§ About this exercise: Show every line in the material below in which the string "color" appears.

§ Provided records:
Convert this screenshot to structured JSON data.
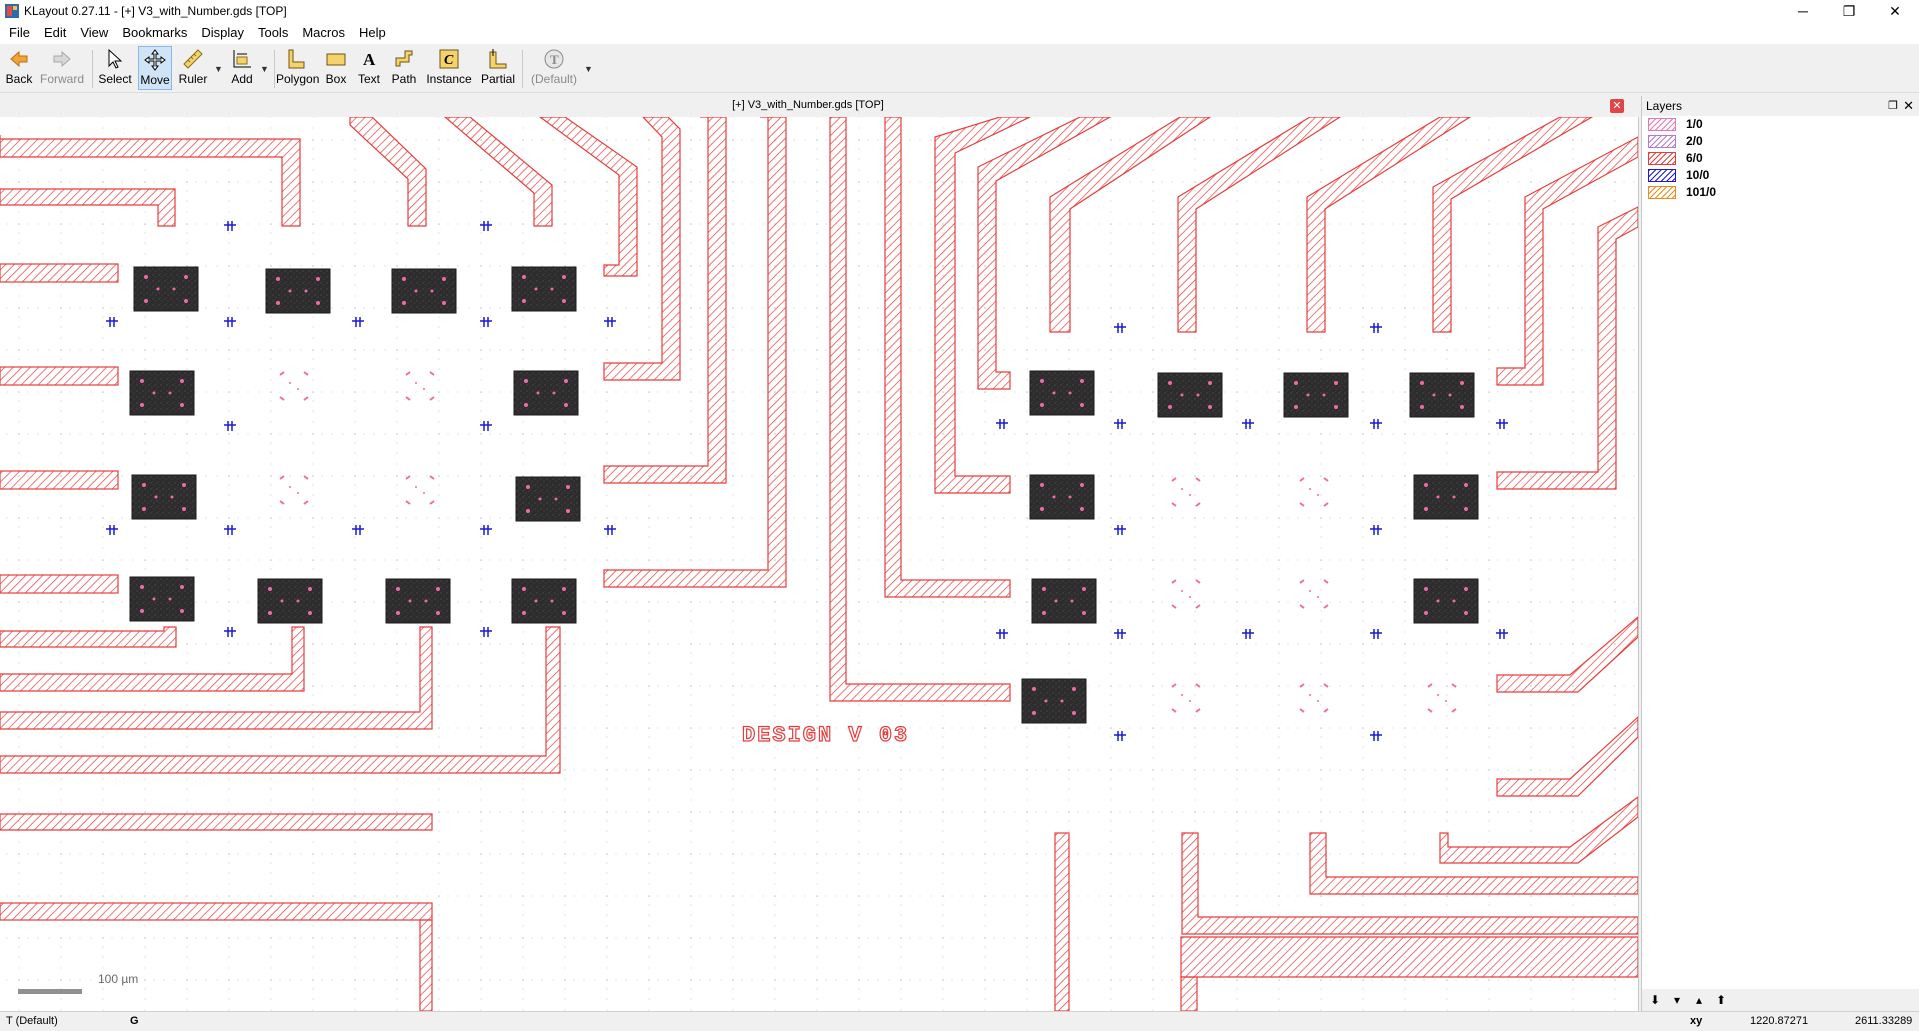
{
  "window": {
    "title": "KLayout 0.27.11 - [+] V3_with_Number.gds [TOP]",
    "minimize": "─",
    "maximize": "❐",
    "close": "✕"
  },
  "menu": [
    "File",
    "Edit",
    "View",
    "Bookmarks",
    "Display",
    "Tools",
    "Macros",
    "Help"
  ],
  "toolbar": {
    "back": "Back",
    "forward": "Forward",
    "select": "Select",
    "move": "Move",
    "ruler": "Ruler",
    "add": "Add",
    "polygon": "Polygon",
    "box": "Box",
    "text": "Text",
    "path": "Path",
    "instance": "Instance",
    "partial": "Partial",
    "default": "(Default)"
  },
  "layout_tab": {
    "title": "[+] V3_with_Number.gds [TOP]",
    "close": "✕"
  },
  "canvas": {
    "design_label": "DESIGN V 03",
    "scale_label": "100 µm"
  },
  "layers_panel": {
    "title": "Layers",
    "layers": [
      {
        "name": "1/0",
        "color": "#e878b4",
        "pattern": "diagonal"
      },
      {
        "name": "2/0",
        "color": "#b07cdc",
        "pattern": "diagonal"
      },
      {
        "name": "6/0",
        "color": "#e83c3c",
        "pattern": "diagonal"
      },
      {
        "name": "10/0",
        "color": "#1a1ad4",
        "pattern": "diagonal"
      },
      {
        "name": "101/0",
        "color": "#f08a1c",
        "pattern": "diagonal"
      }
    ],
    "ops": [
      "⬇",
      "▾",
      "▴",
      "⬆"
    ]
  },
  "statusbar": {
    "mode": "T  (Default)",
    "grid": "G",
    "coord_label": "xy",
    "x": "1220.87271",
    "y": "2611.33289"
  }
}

§ Reply to the exercise:
        "color": "#e878b4",
        "color": "#b07cdc",
        "color": "#e83c3c",
        "color": "#1a1ad4",
        "color": "#f08a1c",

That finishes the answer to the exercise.